People Skills – make sure you have them signed up for a quality preschool to help develop those important people skills (talking to one another, sharing, participating, etc). It’s best to learn how to “play nice” as early as possible (one only needs to look at how our Congress operates to see what happens when you haven’t learned this early on).
Reading Habit – read to your child daily to help develop the love of reading. Routinely take trips to the library and allow your child to choose their books to read. Make sure your child sees you reading in the home as well.
Readers are Leaders!
Education – be sure you send the message to your child that education is important to you. Talk about what they are learning in school, look over homework, and be in contact with their teacher (that’s your partner in educating your child). Start planting the seeds of a college education early.
Teamwork – participating in activities such as team sports, boy scouts and girl scouts will strengthen their ability to collaborate with others. They will learn some essential skills such as listening, respecting opinions of others, questioning, helping, and sharing.
Problem solving – productive struggle is good for them. Give them the opportunity to figure things out on their own before helping them. Playing games, building with blocks, and puzzles all help build their efficiency at solving problems.
Family – being able to count on the love and support of family and community members is essential for building self-confidence in your child. Make sure you are present at those important functions – sports, scouts, or school events.
As we continue to follow this year’s election campaign let us listen carefully and take notes.
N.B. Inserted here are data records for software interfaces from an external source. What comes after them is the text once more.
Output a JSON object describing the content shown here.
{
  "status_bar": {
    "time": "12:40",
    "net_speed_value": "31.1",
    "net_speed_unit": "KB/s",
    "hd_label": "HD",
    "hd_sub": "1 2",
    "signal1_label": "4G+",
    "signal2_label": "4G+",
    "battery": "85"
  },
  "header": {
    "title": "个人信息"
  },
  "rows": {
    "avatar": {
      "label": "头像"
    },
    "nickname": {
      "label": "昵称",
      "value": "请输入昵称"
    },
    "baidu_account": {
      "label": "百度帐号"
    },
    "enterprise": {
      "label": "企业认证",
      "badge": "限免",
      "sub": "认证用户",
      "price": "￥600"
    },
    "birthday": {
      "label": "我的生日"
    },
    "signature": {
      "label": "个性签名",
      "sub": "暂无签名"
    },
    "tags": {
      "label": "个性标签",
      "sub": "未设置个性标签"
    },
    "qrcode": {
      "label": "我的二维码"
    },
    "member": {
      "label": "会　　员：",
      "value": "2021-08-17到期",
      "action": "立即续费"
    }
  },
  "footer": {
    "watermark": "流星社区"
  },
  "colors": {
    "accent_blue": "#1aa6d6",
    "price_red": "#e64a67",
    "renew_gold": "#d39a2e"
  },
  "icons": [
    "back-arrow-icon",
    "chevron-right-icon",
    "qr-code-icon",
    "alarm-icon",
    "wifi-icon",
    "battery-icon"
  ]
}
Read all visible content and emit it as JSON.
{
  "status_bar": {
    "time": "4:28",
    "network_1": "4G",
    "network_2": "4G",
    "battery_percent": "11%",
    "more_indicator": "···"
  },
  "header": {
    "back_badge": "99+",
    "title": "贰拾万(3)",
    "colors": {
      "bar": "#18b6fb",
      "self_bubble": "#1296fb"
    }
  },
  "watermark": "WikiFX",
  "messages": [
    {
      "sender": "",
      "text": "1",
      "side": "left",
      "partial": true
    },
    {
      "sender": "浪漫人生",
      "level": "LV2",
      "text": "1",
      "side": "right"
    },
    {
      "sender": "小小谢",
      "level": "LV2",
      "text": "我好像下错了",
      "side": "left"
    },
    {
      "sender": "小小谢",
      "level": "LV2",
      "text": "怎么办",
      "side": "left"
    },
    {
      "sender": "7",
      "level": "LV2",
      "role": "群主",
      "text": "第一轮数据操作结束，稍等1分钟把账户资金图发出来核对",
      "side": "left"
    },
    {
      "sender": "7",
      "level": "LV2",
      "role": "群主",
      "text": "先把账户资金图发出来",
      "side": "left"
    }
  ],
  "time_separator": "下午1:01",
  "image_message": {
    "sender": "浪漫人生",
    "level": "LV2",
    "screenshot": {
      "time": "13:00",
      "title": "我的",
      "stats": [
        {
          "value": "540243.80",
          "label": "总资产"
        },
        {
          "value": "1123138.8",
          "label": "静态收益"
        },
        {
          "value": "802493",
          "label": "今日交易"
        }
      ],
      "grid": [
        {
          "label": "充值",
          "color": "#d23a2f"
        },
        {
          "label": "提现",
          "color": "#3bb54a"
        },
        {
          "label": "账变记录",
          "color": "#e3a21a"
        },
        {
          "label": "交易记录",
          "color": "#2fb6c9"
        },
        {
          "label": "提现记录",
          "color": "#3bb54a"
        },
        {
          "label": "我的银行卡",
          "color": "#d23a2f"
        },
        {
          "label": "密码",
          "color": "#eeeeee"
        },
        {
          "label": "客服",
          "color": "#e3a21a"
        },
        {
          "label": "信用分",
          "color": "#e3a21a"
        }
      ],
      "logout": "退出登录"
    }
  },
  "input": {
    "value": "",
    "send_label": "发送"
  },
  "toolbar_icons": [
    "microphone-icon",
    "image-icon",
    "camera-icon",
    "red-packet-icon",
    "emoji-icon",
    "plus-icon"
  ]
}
We all will be choosing our party’s candidate (Democrats and Republicans) that could possibly be the next President of the U.S. I hope you are thinking and asking yoursef questions such as, “Is this person up for the task?” “Will this person have you and your child’s best interest at heart?” “Will you be proud to have this person represent you as the leader of our nation?” “Will this person inspire your child to want to go out and make a difference in the world someday?”
Be an informed parent, your child’s counting on you!
See you in 3 weeks!